Moreover, there is always more contained therein than we realize -- we know more than we are aware of -- and are thereby able to deal with new arrangements that come along in an unannounced, unscripted way. As a mundane example, say someone is late for an appointment with a dentist, and offers the excuse that he or she had a flat tire. Did anyone ever explicitly teach the dentist that a flat tire is a reasonable excuse for lateness? Of course not, but the dentist, nevertheless, unself-consciously recognizes it as such. It's a commonsense extension of the culture that he or she has already internalized.

For Eagleton, the primary difference between those whose lives are lived wholly in this everyday culture and the favored few who have access to universal truths is reflexivity or self-consciousness. Those who live day to day taking things unself-consciously and as they come, lack the resources and vantage point to critically evaluate what they do. By contrast, those with access to the privileged and advantageous position of being familiar with universal values are capable of making judgments, reflecting on the taken-for-granted, and guiding the less detached and less well informed in making better use of their lot. Eagleton credits the literary critic and scholar T. S. Eliot with this account.

For my purposes, the distinction just introduced creates problems where there need be none. It acknowledges high culture, such as the finest of fine arts or religion, but raises needless questions about the source of universal standards that are especially troublesome in a book about culture. Whether a specific culture is benign or malignant, I find culture as treated by Durkheim, Mead, and Berger much more useful. For present purposes, the elitism that seems, for better or worse, to be an inescapable aspect of the humanities, just gets in the way.

Eagleton would have done well to make more of the cultural differences inherent in the Gemeinschaft-Gesellschaft distinction. The former has a richly prescriptive culture and provides security in membership and position, though it may be insular and oppressive. Culture in the latter setting, by conatrast, is thin, much less prescriptive and embracing, lending itself to creation of anomic and egoistic circumstances. This distinction is noted in The Idea of Culture but is not well developed. Once again, I think, Eagleton's failure to appreciate the contribution of the social sciences as far back as the Nineteenth Century makes his work more difficult and less compelling. Why he settled on the bifurcation due to T. S. Eliot escapes me, especially since it raises unanswered -- perhaps unanswerable -- questions as to its provenance.

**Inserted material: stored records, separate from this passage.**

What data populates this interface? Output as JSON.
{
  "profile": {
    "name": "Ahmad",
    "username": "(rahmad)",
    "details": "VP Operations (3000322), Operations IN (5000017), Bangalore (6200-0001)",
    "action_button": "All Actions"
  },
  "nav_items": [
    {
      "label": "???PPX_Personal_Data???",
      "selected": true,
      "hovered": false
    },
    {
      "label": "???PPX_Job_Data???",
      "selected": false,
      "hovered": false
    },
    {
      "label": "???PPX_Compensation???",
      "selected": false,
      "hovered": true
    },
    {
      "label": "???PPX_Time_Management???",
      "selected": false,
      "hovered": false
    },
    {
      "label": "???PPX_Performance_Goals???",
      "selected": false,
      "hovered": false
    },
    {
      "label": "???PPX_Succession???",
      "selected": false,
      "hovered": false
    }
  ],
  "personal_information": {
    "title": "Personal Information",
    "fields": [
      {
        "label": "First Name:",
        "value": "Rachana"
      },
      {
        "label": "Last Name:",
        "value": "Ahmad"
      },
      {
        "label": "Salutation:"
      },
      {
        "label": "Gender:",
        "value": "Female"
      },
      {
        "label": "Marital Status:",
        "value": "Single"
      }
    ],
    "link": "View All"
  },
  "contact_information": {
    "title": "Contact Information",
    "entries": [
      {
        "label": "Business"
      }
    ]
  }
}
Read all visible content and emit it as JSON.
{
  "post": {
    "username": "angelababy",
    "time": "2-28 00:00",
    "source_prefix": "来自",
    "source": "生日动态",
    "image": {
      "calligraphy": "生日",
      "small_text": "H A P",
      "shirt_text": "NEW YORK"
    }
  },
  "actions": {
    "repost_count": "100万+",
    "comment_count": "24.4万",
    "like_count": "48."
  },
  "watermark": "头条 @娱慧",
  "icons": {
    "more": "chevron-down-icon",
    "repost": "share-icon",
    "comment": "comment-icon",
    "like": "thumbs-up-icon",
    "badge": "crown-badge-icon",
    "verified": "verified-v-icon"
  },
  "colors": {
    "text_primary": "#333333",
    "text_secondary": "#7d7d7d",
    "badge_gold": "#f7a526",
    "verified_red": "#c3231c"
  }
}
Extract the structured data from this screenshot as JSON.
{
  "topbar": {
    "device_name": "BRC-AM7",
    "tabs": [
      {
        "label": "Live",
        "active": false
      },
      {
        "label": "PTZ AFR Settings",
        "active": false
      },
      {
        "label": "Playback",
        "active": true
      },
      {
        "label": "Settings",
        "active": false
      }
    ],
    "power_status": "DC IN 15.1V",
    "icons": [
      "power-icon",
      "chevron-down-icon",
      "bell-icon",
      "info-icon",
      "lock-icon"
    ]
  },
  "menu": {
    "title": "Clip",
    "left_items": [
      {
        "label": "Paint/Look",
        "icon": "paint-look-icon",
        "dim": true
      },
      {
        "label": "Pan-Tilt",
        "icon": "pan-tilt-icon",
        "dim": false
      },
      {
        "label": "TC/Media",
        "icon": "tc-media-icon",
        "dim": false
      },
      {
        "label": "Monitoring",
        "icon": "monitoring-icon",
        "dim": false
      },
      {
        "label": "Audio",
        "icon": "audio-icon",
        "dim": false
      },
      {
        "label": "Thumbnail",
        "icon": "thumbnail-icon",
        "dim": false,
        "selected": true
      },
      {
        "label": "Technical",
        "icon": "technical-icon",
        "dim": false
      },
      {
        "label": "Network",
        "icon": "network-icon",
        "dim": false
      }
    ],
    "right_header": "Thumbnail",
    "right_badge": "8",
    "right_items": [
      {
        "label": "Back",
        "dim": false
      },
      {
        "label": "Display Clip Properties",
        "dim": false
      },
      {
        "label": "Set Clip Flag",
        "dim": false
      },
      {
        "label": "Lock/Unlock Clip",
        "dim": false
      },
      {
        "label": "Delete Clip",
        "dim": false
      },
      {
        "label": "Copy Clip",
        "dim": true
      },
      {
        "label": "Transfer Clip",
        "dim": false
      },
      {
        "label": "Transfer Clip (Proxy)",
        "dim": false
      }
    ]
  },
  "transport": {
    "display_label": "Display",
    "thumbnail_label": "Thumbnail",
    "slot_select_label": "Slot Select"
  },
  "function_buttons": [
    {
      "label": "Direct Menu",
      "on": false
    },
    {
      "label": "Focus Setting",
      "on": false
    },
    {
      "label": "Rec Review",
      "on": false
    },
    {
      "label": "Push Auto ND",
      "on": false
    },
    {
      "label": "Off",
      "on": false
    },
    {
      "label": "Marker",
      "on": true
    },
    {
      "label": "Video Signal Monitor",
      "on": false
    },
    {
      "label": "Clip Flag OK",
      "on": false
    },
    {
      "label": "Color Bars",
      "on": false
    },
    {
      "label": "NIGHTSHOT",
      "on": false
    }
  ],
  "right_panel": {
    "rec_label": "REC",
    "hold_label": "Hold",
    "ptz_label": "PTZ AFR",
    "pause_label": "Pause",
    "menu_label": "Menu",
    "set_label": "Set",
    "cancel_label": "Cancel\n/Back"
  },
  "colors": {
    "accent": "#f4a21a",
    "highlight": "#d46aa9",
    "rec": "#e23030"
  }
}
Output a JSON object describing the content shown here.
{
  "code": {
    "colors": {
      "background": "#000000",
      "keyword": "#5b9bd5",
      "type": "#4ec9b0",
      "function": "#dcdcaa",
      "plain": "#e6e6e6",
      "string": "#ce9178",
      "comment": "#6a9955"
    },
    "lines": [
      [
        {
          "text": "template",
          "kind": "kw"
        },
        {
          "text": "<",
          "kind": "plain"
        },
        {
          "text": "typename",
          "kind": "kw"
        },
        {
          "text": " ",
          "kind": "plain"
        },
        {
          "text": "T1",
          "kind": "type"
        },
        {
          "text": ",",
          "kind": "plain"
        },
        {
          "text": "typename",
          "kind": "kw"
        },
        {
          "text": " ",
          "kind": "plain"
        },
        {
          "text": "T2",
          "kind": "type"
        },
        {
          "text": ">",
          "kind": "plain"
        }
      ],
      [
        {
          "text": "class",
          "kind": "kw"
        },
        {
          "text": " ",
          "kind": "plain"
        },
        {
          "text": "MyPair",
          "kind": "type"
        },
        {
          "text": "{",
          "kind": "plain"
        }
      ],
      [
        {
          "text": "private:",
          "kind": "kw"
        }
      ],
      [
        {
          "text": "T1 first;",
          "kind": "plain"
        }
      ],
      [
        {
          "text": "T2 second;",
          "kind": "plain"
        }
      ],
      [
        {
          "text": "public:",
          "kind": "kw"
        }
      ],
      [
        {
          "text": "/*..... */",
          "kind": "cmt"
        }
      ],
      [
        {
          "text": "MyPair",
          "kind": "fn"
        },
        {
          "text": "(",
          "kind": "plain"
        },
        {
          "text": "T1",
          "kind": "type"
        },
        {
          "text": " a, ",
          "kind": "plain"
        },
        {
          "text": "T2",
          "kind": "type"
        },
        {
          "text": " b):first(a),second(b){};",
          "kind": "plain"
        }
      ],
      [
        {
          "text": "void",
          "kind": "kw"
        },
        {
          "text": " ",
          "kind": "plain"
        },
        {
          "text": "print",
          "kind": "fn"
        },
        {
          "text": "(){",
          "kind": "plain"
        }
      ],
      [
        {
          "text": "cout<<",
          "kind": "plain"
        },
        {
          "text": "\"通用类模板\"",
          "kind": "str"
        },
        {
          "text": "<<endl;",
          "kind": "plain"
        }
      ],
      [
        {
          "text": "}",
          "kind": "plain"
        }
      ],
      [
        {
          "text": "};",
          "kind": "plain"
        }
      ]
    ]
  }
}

Furthermore, as Eagleton notes, it's commonplace to refer to a feminist culture, an American gun culture, a Neo-Nazi culture, and so on. However, these fail the taken-for-granted, unself-conscious test that I think is crucial. It seems that we need to find new ways of referring to social forms that are collective and real but not cultural.
Cointrius
Frankly, this is one of the worst books I have ever read. My ultimate displeasure with this book is not due to the ideas espoused, but to the almost incomprehensible nature of the author's writing. I simply could not find one strand of sustainable, coherent argumention in the entire book. I don't believe I have ever encountered a book wherein the authors says so many things but, in the end, says nothing at all. If you are looking for a good book on the nature and philosphy of culture, please, take my advice and look elsewhere.
INvait
If you can't handle criticism of America without getting all butthurt about it, I don't think you're really thinking critically about your own culture.